Social Accountability Approaches: Supporting CSOs to realise better UHC health outcomes
Societal consensus on the goals of Universal Health Coverage (UHC)
provides communities ‘left behind’ with a potential space to have representation at all levels, and advocate for better health and well-being. Conceptually, this advocacy is not restricted to a single program or dimension of health. Current Global Health Initiatives (GHIs), however, are often program or disease specific, and correspondingly promote Civil Society Organizations (CSOs)’s work in these areas, to the detriment of issues that cut across the health system.
Program and disease focus is totally rational and understandable from the perspective of development assistance for health aiming to maximize measureable results. Further down the health systems pyramid, challenges, demands and resources become unavoidably more integrated. Frontline health workers tackle a vast demand and negotiate the resources of multiple fragmented programs. Overworked and overwhelmed CHWs already deal with more than they can manage in a timely fashion. Finally, communities and households rarely have a say in which health threat
needs to be addressed and where resources best serve them.
Ensuring platforms for the voice and collective action of service users is central to improving the performance of frontline service provision. It helps to redress power asymmetries and has positive system strengthening effects. It provides critical intelligence to guide investments that equitably strengthen systems. There is growing consensus that social accountability can provide these platforms for global health’s ultimate customer (communities left behind living in fragile, rural remote or urban poor
contexts or affected by stigma and discrimination that are at the heart of the UHC).

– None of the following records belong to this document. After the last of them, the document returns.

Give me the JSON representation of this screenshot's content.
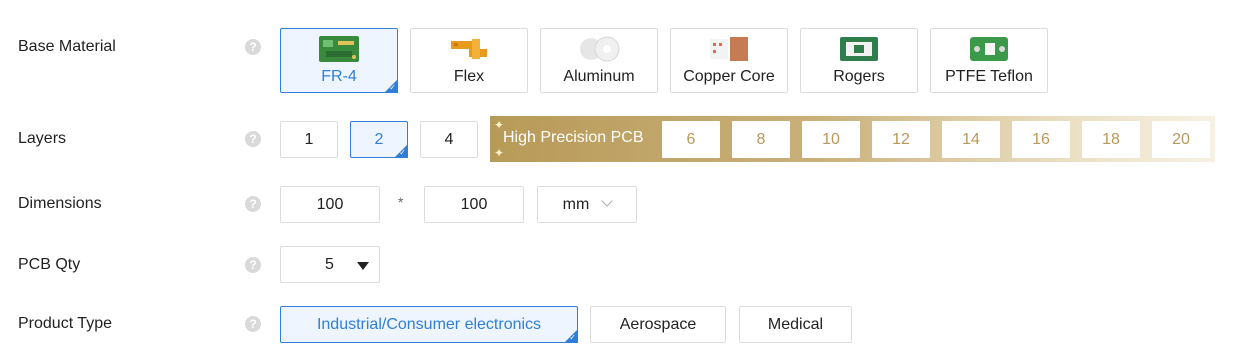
{
  "help_symbol": "?",
  "base_material": {
    "label": "Base Material",
    "options": [
      {
        "label": "FR-4",
        "icon": "fr4-board-icon",
        "selected": true
      },
      {
        "label": "Flex",
        "icon": "flex-pcb-icon",
        "selected": false
      },
      {
        "label": "Aluminum",
        "icon": "aluminum-pcb-icon",
        "selected": false
      },
      {
        "label": "Copper Core",
        "icon": "copper-core-pcb-icon",
        "selected": false
      },
      {
        "label": "Rogers",
        "icon": "rogers-pcb-icon",
        "selected": false
      },
      {
        "label": "PTFE Teflon",
        "icon": "ptfe-teflon-pcb-icon",
        "selected": false
      }
    ]
  },
  "layers": {
    "label": "Layers",
    "options": [
      "1",
      "2",
      "4"
    ],
    "selected": "2",
    "high_precision_label": "High Precision PCB",
    "high_precision_options": [
      "6",
      "8",
      "10",
      "12",
      "14",
      "16",
      "18",
      "20"
    ]
  },
  "dimensions": {
    "label": "Dimensions",
    "width": "100",
    "separator": "*",
    "height": "100",
    "unit": "mm"
  },
  "pcb_qty": {
    "label": "PCB Qty",
    "value": "5"
  },
  "product_type": {
    "label": "Product Type",
    "options": [
      "Industrial/Consumer electronics",
      "Aerospace",
      "Medical"
    ],
    "selected": "Industrial/Consumer electronics"
  },
  "colors": {
    "accent": "#2f7fd8",
    "gold": "#b8995a"
  }
}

On behalf of Gavi, GFATM, GFF, UHC2030 and SUN CSO constituencies, we are asking GHI donors to consider country based social accountability approaches as a transformative mechanism to strengthening community engagement, empowerment and service delivery outcomes during replenishment and funding commitments. With quality design and implementation, this can offer redress to policy blind spots, improve service and even potentially provide actionable signals to build PHC systems more holistically, beyond individual GHI program needs.